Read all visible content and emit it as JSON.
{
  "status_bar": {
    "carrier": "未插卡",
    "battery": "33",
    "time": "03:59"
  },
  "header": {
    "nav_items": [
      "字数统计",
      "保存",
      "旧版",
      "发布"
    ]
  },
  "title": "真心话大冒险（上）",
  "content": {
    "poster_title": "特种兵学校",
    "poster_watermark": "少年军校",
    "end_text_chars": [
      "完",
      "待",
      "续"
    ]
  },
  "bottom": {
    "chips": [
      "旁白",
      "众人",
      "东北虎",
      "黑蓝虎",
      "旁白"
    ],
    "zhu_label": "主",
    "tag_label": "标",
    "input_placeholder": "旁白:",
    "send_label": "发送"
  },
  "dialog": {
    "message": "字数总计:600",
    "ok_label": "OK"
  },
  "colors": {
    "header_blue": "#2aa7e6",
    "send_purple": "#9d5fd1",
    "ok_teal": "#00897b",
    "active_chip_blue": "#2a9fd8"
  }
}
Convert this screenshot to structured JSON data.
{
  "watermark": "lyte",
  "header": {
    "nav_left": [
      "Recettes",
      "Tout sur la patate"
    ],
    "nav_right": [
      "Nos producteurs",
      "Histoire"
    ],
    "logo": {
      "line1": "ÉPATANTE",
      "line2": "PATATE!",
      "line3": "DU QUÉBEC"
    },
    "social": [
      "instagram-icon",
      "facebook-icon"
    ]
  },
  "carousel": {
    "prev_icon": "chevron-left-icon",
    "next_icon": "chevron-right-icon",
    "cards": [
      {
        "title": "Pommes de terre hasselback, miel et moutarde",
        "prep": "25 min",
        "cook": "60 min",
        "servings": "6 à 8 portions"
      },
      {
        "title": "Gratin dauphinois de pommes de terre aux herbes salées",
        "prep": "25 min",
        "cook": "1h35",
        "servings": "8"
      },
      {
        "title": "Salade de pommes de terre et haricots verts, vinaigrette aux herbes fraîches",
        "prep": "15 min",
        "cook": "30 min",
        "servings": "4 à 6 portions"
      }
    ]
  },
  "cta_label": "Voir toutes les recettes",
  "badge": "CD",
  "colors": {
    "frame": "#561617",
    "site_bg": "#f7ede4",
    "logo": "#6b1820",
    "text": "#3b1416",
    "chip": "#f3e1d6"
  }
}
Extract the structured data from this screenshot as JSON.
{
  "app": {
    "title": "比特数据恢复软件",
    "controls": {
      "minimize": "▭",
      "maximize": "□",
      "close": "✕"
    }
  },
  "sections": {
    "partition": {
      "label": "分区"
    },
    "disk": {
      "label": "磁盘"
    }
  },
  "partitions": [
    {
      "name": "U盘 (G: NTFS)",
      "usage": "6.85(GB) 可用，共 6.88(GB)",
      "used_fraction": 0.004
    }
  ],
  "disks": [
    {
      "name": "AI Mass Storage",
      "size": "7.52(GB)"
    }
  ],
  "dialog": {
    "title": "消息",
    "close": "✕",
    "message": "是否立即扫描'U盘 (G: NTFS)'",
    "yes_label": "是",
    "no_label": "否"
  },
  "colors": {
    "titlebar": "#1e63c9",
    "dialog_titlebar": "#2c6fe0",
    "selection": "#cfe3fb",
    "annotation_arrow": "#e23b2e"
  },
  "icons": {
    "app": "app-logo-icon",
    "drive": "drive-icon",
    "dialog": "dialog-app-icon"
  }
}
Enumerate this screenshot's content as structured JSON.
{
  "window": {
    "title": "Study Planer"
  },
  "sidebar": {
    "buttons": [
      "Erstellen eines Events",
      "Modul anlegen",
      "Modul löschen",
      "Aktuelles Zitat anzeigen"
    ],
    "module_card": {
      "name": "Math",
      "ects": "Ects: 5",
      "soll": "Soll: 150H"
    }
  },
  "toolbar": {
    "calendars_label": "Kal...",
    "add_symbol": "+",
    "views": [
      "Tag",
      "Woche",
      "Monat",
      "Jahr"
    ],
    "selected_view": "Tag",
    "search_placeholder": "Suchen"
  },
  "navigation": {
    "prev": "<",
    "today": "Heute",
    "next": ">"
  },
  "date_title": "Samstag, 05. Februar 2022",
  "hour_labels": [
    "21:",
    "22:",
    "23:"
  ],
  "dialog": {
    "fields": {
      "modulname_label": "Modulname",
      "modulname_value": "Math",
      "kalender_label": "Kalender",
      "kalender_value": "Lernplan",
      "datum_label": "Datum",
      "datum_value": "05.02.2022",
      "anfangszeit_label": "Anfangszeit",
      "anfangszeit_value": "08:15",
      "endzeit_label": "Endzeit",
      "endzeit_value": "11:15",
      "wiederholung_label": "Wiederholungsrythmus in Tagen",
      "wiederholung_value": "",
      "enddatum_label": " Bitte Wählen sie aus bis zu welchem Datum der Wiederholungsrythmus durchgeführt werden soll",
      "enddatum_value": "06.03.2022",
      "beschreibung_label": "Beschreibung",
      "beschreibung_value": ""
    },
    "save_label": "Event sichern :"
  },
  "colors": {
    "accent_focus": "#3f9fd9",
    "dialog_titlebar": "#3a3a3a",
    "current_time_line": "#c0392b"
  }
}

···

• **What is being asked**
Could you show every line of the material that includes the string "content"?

• **Result for this task**
Read all visible content and emit it as JSON.
  "content": {
Enumerate this screenshot's content as structured JSON.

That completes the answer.